[iv]Albert is not at a loss for abstract suggestions: "We move toward balance by making changes in a social adjustment, many steps taken over considerable time, first won by movements seeking reforms, but then later enacted by self-managing workers' and consumers' councils" (CwoC: 4). I don't find this sort of handwaving helpful. Nor do I find helpful his extended argument that if we managed to set up an economy of balanced job complexes, it wouldn't be hard to maintain that balance. I'm skeptical of this conclusion, but it's not worth arguing about if no plausible story can be told as to how we might get to our happy state in the first place.
[v] I don't think Albert intends "socially useful" to be a moral category, in the sense that caring for the sick is more "socially useful" than, say, brewing beer. It would blatantly contradictory to insist that effort is the sole criteria for remuneration and at the same time say that the more socially useful forms of effort be rewarded more.

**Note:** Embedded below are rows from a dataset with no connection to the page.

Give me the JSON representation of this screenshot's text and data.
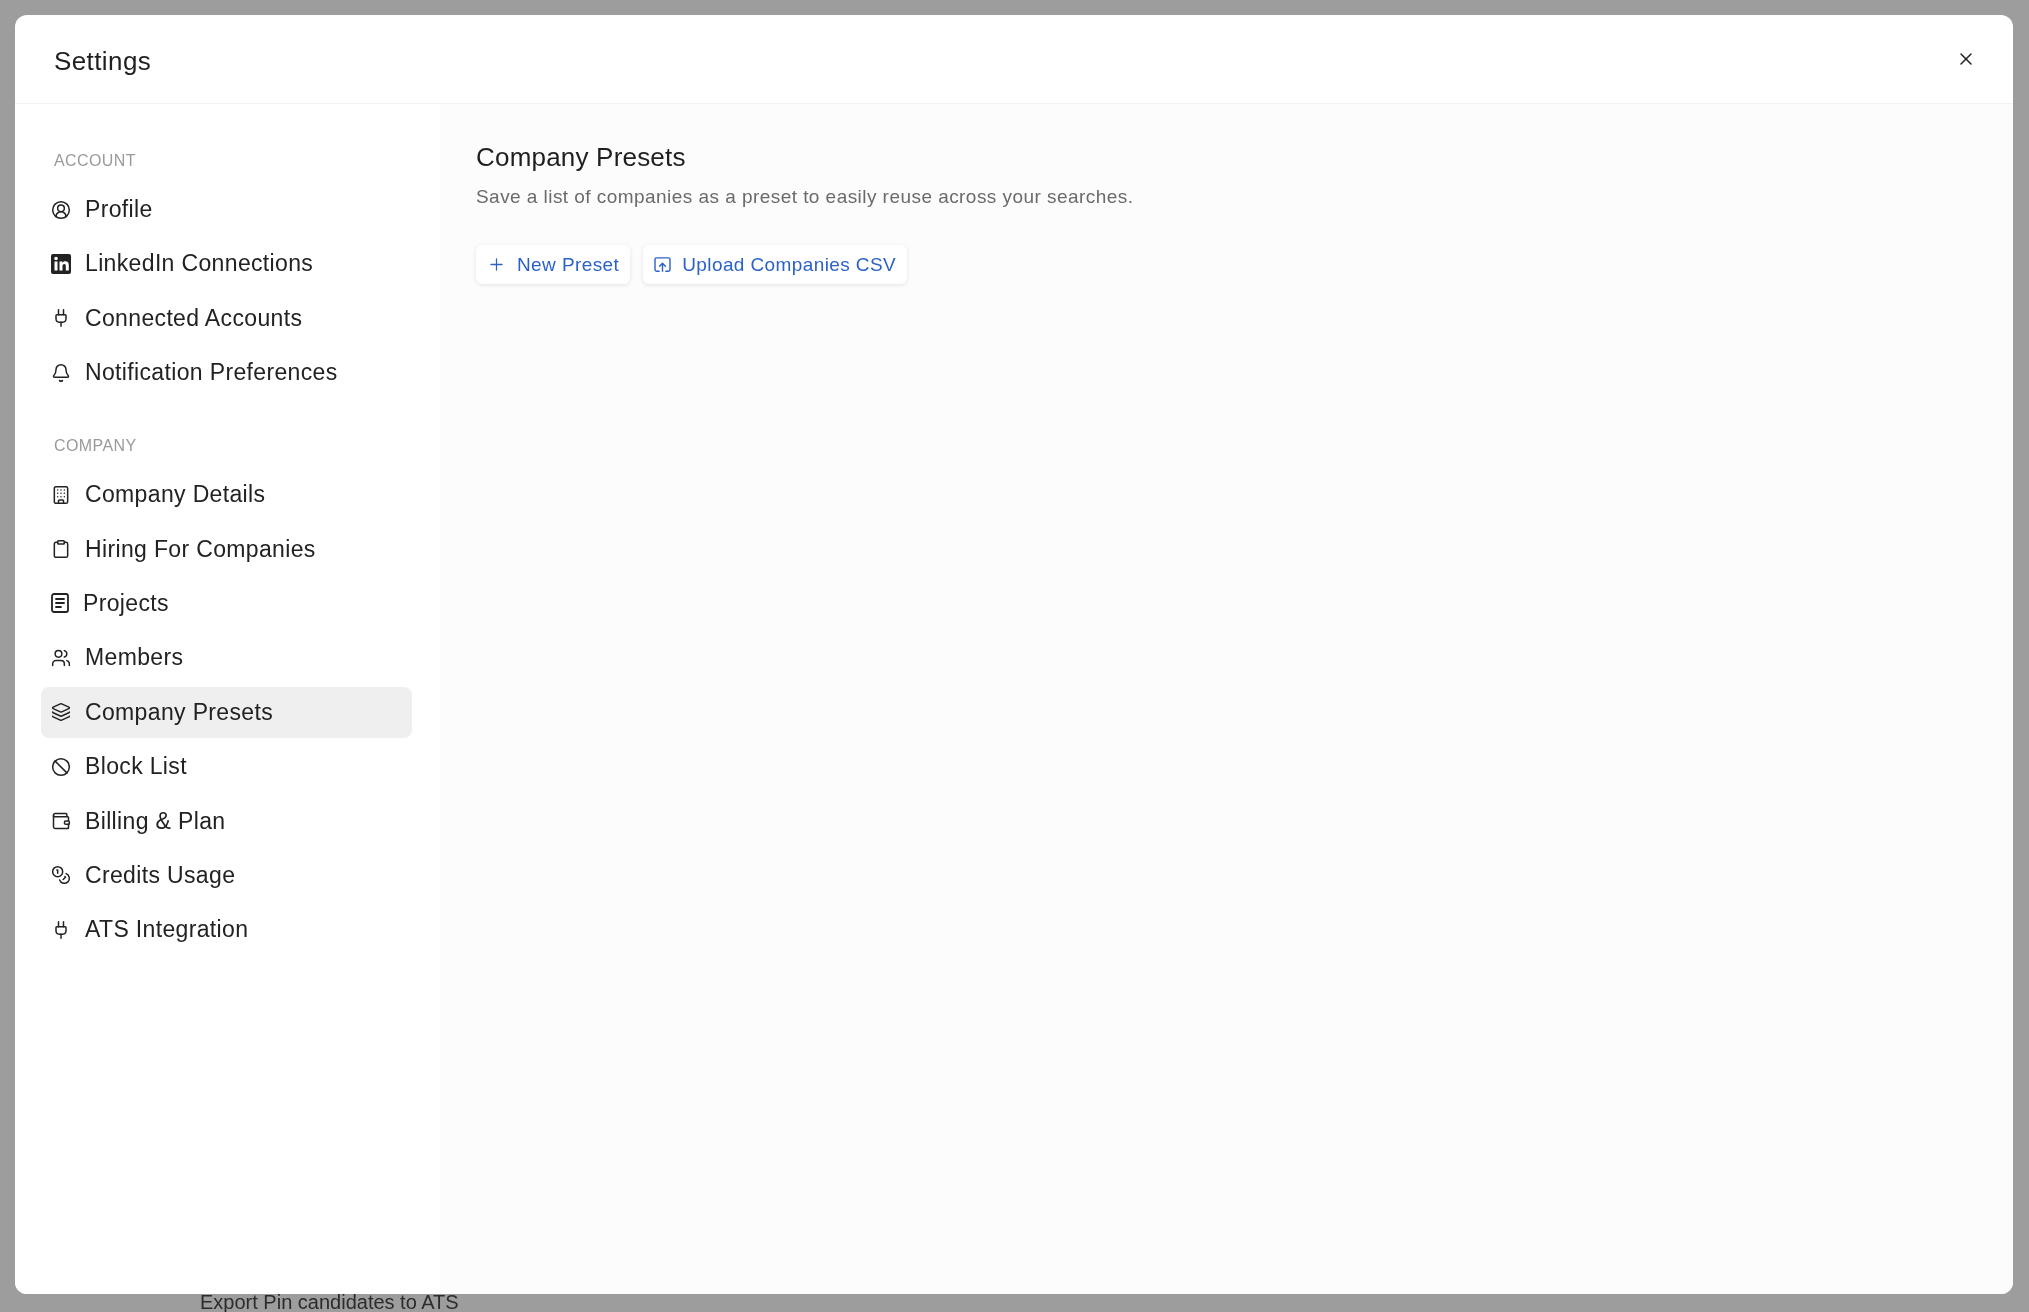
{
  "background_page": {
    "bottom_text": "Export Pin candidates to ATS"
  },
  "dialog": {
    "title": "Settings"
  },
  "sidebar": {
    "sections": [
      {
        "heading": "ACCOUNT",
        "items": [
          {
            "label": "Profile",
            "selected": false
          },
          {
            "label": "LinkedIn Connections",
            "selected": false
          },
          {
            "label": "Connected Accounts",
            "selected": false
          },
          {
            "label": "Notification Preferences",
            "selected": false
          }
        ]
      },
      {
        "heading": "COMPANY",
        "items": [
          {
            "label": "Company Details",
            "selected": false
          },
          {
            "label": "Hiring For Companies",
            "selected": false
          },
          {
            "label": "Projects",
            "selected": false
          },
          {
            "label": "Members",
            "selected": false
          },
          {
            "label": "Company Presets",
            "selected": true
          },
          {
            "label": "Block List",
            "selected": false
          },
          {
            "label": "Billing & Plan",
            "selected": false
          },
          {
            "label": "Credits Usage",
            "selected": false
          },
          {
            "label": "ATS Integration",
            "selected": false
          }
        ]
      }
    ]
  },
  "content": {
    "title": "Company Presets",
    "description": "Save a list of companies as a preset to easily reuse across your searches.",
    "buttons": [
      {
        "label": "New Preset"
      },
      {
        "label": "Upload Companies CSV"
      }
    ]
  }
}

[vi] It is open to Albert to reply that the pool of income available to an enterprise is simply the "value-added" to the final product by its workforce, i.e. the difference between the cost of the inputs and value of the output. But this raises the question: how is the "value" of the output to be determined? There are two possible solutions. If our widget factory makes N widgets, and the Parecon price for a widget is $p, we can simply multiply these numbers. The value of the output is $pN. The firm gets this whether or not everything that is produced is sold. The other is to simply let the enterprise keep the money they receive from the sale of their products. If they can't sell all N of their widgets, the labor expended in producing them is deemed less socially useful, and so their incomes drop. Each of these solutions is problematic. If the first is adopted, then workers have no incentive to be sensitive to consumer preferences or produce quality products, since their income is independent of sales. (More on this in the next section.) Moreover, their output will have to be carefully monitored to insure that they are indeed producing as many widgets as they say they are. If the latter, which is essentially the market solution, firms will have to compete with one another for sales, and hence be tempted to mislead and manipulate consumers--precisely the sort of behavior Albert rails against. Notice too, in either case, enterprises will try to avoid the "true costs" of their production, since these costs, if assessed, will diminish their "value-added."
[vii] Albert doesn't say so explicitly, but apparently there won't be any "shopping" in Parecon. Presumably, one simply goes to the local distribution point once a week or so and picks up the items one requested for delivery on the dates specified in your annual proposal.
[viii] V. I. Lenin, State and Revolution, (New York: International Publishers, 1969), pp. 83-4.